[Opening DATASET EXTRACT section]
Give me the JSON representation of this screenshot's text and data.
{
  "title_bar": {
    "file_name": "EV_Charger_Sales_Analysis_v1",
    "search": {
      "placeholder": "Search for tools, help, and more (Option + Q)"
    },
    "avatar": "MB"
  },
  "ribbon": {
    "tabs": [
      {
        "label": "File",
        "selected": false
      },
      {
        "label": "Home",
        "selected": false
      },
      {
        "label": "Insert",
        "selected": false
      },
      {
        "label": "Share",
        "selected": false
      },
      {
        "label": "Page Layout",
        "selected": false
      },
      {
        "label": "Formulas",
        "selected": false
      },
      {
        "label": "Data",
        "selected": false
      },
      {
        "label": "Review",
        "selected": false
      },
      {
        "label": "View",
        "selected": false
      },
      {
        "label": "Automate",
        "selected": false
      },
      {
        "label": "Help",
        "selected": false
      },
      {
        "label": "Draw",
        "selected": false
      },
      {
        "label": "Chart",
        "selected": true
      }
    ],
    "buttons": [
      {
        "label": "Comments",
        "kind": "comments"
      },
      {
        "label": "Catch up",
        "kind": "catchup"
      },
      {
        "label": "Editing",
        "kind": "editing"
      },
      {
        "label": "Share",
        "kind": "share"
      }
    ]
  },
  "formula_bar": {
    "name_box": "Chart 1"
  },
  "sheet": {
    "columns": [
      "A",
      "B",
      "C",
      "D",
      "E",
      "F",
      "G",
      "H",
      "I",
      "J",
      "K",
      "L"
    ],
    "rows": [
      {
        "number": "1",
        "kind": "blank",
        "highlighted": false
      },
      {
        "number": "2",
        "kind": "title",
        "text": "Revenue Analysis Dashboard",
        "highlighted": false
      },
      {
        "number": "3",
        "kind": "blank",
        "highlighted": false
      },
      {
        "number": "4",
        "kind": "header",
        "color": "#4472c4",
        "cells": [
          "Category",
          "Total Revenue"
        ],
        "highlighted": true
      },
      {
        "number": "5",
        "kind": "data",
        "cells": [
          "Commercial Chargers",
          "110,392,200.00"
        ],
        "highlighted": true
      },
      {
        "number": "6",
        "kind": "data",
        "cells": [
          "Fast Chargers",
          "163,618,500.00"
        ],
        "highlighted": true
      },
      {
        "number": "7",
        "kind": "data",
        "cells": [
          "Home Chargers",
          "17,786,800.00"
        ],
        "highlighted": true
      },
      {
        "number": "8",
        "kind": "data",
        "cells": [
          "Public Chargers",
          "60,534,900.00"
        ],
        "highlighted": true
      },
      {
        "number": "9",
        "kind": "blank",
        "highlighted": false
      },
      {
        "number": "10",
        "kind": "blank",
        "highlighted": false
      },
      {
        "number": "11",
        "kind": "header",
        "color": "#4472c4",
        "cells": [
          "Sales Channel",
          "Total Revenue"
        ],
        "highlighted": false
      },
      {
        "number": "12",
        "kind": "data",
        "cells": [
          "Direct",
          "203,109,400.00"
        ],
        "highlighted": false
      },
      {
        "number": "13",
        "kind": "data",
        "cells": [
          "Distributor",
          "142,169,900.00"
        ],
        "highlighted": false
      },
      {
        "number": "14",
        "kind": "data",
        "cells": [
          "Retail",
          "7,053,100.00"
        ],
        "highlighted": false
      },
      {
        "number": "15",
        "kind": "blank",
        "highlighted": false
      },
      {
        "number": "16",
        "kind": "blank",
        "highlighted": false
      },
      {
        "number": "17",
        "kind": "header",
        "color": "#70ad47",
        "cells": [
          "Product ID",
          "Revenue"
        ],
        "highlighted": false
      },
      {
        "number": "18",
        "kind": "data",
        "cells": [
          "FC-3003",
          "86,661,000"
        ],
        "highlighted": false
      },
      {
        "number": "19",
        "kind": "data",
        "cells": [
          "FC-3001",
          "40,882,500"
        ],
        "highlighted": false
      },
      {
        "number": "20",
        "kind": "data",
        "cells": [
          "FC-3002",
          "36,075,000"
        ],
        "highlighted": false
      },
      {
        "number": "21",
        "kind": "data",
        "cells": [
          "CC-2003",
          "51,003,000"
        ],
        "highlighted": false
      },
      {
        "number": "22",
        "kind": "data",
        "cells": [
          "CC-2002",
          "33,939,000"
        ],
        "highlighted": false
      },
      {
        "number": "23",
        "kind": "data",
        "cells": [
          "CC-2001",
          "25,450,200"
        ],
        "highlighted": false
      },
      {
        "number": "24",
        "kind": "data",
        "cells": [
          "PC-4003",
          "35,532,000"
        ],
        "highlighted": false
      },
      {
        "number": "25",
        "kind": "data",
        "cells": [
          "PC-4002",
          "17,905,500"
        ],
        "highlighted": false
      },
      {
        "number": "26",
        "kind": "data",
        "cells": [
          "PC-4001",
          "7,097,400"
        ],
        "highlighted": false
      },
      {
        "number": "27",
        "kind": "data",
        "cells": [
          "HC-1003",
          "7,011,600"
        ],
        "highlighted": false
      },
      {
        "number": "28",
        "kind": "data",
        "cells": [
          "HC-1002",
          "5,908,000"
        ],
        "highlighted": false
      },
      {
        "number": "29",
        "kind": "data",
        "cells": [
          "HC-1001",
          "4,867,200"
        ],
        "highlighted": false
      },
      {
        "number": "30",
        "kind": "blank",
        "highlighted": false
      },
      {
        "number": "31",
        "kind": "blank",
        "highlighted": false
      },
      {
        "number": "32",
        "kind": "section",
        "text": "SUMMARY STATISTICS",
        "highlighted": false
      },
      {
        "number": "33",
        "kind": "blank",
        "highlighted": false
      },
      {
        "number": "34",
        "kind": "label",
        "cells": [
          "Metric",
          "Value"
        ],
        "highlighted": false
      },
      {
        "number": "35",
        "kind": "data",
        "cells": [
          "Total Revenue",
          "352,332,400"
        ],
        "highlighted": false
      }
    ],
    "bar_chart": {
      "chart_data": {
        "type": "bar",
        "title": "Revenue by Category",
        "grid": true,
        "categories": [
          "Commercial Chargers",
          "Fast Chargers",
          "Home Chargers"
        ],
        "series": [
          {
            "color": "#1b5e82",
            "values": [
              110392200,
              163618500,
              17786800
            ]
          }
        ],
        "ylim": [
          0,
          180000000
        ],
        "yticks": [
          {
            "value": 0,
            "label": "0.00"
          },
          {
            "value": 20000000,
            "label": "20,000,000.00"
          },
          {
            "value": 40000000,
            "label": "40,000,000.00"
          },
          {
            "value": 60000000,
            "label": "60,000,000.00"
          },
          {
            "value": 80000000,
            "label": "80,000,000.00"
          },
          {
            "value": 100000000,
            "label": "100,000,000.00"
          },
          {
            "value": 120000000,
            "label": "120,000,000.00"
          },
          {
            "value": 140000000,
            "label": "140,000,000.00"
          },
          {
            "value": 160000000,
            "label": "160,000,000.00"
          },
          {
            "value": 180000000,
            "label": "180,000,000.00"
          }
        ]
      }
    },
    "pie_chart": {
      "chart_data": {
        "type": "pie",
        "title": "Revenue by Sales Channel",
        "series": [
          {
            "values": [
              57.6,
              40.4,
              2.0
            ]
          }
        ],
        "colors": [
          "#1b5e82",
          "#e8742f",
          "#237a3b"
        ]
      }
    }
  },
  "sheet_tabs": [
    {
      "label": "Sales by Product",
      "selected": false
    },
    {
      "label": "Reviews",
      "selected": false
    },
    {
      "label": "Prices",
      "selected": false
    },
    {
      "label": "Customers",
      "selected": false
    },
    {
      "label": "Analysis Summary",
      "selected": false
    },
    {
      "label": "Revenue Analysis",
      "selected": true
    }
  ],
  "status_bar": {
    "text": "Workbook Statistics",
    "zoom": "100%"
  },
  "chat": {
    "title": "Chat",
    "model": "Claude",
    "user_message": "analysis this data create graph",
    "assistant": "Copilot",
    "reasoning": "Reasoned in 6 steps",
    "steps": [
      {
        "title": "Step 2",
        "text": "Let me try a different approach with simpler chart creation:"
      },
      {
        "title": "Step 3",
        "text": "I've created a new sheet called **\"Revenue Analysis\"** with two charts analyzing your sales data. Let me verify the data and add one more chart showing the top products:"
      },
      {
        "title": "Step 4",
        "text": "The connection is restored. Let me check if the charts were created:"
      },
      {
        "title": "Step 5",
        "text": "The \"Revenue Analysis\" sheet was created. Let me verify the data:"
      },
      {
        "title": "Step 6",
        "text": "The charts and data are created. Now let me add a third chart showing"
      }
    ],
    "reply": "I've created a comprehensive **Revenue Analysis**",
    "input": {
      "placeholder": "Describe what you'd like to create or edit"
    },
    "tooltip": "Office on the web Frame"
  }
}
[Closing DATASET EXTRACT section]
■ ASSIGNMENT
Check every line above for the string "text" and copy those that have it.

■ OUTPUT OF THE EXERCISE
Give me the JSON representation of this screenshot's text and data.
        "text": "Revenue Analysis Dashboard",
        "text": "SUMMARY STATISTICS",
    "text": "Workbook Statistics",
        "text": "Let me try a different approach with simpler chart creation:"
        "text": "I've created a new sheet called **\"Revenue Analysis\"** with two charts analyzing your sales data. Let me verify the data and add one more chart showing the top products:"
        "text": "The connection is restored. Let me check if the charts were created:"
        "text": "The \"Revenue Analysis\" sheet was created. Let me verify the data:"
        "text": "The charts and data are created. Now let me add a third chart showing"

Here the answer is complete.